Aunty Lorna said that she did not want to upset her family, but she would like to have some money for herself. Aunty Lorna was also concerned about what would happen if she became unwell, whether her family would continue to pay the rent ensuring she would have somewhere to live. The advocate explained that they could assist her to look at her options.
Aunty Lorna asked if an advocate could meet with her at her respite centre on one of the days she was there, so that her family would not know. The advocate reassured Aunty Lorna they would meet where she liked, and that the advocate would also not take any action without her permission.
The advocate met with Aunty Lorna and explained that she had a right to make her own financial decisions and that she could also ask someone she trusted to make decisions for her if she felt she was unable to make them for herself, by appointing them as her Enduring Power of Attorney for financial matters. Aunty Lorna decided that she believed her oldest daughter Karen (who did not live with her) would be the best person to make the financial decisions for her, which she felt were out of her ability.
The advocate supported Aunty Lorna to appoint Karen as Aunty Lorna’s Attorney, so she could protect Aunty Lorna’s financial interests.
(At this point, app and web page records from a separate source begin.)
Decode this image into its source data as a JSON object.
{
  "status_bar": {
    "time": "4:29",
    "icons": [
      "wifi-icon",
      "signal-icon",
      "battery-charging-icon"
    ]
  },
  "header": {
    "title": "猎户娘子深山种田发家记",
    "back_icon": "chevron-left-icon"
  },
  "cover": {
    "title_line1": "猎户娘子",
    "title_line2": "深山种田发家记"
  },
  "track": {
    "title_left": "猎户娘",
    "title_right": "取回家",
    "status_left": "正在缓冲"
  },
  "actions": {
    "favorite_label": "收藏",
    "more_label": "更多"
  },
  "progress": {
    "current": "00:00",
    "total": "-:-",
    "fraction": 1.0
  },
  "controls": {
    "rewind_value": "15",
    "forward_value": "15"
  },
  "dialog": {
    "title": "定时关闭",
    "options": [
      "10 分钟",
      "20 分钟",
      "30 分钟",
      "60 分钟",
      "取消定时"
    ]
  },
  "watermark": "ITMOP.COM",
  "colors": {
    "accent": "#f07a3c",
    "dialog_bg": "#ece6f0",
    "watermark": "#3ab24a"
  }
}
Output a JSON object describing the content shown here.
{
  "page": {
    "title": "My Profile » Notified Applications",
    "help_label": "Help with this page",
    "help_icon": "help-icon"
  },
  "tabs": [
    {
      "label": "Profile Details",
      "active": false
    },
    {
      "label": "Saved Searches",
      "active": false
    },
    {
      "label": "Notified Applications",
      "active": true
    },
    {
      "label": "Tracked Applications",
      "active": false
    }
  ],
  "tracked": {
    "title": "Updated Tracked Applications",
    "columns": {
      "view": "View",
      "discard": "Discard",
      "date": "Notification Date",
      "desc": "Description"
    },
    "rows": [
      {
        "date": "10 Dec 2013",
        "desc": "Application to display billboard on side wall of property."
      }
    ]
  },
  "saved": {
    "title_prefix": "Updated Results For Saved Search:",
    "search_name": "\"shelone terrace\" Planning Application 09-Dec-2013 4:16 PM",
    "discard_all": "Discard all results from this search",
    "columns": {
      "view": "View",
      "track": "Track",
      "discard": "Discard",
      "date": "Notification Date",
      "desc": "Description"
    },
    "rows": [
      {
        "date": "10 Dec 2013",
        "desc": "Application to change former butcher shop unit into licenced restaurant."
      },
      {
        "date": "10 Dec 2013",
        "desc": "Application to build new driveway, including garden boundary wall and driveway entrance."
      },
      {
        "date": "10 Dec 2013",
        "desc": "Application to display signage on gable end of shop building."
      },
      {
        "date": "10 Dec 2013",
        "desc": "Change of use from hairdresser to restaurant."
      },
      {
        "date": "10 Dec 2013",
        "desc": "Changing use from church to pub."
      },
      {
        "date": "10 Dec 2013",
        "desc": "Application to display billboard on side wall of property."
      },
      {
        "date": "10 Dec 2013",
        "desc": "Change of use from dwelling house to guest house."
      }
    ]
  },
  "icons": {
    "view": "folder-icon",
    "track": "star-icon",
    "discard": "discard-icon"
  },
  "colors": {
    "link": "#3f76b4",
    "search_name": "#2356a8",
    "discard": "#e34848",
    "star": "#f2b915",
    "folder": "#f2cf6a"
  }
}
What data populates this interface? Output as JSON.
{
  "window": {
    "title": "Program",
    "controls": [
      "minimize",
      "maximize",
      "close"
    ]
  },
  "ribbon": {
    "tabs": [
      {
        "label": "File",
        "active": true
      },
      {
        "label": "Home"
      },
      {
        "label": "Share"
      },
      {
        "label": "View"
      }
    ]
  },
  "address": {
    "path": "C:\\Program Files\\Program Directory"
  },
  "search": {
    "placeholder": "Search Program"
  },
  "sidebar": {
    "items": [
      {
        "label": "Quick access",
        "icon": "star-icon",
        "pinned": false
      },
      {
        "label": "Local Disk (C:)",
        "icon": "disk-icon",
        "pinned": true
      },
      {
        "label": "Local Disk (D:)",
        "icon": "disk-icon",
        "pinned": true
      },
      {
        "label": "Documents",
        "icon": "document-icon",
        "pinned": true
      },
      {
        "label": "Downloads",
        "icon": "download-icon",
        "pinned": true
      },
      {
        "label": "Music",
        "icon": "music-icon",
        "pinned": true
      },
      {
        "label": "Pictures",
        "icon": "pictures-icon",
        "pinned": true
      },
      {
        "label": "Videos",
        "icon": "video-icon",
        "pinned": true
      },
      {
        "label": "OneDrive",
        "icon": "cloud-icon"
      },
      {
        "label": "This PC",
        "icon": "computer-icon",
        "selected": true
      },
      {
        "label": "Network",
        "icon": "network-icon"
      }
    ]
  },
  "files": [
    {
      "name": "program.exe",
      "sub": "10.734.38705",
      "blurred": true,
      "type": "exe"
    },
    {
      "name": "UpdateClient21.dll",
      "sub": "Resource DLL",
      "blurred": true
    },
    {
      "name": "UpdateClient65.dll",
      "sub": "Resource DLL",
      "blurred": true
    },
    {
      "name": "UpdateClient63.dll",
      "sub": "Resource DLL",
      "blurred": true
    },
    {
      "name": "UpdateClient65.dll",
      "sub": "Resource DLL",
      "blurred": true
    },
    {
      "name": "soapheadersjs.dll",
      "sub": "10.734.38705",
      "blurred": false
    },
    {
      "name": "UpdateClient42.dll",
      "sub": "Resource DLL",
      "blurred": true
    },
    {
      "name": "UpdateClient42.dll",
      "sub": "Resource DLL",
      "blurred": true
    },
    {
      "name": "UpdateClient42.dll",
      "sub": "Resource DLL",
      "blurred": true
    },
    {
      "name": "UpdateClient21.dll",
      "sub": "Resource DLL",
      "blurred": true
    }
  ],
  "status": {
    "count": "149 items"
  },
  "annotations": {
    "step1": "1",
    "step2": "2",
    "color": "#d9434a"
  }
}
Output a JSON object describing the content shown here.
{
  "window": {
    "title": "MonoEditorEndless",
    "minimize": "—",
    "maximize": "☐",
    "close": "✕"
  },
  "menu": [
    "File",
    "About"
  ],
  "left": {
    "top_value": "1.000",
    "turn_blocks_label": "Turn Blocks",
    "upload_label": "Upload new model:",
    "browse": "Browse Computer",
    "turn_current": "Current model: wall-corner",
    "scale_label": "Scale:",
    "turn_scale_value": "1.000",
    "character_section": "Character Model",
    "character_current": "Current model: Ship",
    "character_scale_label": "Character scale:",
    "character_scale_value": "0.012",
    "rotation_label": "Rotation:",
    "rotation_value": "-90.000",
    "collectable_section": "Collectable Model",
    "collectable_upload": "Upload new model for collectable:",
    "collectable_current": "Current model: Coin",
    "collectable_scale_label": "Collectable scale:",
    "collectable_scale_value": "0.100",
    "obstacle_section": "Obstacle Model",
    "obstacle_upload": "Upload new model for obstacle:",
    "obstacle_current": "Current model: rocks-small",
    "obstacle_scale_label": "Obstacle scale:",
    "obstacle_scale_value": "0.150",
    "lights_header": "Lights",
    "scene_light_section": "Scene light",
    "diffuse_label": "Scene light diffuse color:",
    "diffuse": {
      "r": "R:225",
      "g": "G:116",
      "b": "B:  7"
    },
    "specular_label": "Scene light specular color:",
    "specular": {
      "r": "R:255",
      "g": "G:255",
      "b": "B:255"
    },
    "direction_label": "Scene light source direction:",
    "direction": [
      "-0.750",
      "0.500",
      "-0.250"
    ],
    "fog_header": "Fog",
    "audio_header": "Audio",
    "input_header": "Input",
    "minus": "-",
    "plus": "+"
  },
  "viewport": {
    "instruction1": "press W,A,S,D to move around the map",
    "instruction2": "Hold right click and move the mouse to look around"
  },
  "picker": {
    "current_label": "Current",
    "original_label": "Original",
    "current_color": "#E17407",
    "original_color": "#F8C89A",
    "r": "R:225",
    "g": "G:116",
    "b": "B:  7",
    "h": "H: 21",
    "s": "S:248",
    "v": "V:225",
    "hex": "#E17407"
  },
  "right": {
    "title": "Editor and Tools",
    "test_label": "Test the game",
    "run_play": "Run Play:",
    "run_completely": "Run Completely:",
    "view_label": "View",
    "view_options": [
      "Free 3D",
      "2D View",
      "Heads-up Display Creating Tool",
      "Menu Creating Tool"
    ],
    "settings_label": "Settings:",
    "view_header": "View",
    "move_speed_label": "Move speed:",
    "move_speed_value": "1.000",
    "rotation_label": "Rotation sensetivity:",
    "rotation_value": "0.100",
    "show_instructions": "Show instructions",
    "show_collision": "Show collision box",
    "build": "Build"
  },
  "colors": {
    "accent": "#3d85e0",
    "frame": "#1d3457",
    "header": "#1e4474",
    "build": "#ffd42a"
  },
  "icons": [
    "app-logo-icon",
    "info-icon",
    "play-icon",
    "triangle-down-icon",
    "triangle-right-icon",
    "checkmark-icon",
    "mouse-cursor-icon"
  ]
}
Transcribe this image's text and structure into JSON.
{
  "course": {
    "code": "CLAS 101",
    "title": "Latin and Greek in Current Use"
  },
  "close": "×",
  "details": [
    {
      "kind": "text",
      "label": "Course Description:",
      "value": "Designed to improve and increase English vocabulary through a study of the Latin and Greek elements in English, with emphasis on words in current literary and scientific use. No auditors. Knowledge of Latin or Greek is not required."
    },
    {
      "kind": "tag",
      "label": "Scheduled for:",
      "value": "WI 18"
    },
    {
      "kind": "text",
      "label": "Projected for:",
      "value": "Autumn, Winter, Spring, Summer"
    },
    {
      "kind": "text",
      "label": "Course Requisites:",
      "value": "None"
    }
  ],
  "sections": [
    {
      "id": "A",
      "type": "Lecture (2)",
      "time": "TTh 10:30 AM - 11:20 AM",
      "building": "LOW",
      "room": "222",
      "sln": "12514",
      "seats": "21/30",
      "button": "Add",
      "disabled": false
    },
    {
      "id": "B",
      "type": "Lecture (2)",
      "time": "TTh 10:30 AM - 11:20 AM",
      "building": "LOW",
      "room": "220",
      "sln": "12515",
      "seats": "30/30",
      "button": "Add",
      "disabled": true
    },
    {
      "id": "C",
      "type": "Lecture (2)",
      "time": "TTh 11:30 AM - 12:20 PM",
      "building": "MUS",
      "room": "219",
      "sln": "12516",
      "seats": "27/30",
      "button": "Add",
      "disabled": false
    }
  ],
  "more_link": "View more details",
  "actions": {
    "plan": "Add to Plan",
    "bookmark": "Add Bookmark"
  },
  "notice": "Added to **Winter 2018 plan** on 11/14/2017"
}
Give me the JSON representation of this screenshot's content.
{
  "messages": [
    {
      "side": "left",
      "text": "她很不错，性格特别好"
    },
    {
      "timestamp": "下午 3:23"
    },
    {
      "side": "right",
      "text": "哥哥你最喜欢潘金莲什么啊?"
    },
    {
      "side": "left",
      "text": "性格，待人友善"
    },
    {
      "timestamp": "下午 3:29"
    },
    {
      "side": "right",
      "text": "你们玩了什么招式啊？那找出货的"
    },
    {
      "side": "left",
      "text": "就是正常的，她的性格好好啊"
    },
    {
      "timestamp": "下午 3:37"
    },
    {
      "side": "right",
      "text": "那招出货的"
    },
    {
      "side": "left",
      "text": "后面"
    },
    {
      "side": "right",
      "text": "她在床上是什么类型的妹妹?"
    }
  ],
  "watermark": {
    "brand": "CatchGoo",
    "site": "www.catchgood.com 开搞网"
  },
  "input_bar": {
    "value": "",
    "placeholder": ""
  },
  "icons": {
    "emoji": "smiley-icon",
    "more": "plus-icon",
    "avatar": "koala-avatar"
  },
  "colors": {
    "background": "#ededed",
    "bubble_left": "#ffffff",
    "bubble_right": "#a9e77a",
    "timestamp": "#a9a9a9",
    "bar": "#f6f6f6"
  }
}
The advocate also helped Aunty Lorna arrange some home care services to ensure she was cared for.
Ruben is a gentle natured Dutch speaking gentleman, who was living in an aged care home and was very unhappy. Ruben’s grandson Neils contacted the Older Persons Advocacy Network as he was concerned about his grandfather, claiming he had been moved into the aged care home unnecessarily and Ruben was now very isolated. Neils explained that his Aunty Dorma (Ruben’s daughter) was using Ruben’s inability to speak English to take his money.
After gaining Ruben’s permission to become involved, through the use of an interpreter, an advocate met with Ruben and Neils at the aged care home to find out what was going on. It became clear that Dorma had taken her father Ruben to the doctor and used Ruben’s language barrier to get a medical directive that Ruben no longer had decision making capacity. This enacting his Enduring Power of Attorney document granting legal access to Dorma to manage all Rubens financial and personal affairs.
Dorma had then sold Ruben’s house and moved him into an aged care home, where she asked the home to restrict access to his friends, thus isolating Ruben from people who could help him.
The advocate assisted Ruben to see a GP (with an interpreter) to assess his decision-making capacity. The GP deemed him to have capacity, which enabled Ruben with the advocates help to stop Dorma accessing his money. Ruben then got a new phone and computer and has reconnected with his local friends and his family in his home country. He has also been connected to a Dutch speaking social group in the area.
To contact us to see if we can help with your Human Rights or Elder Abuse issue, select this “Request Advocacy Support” button and complete the enquiry form. If we cannot help with your issue we can find an appropriate referral for you.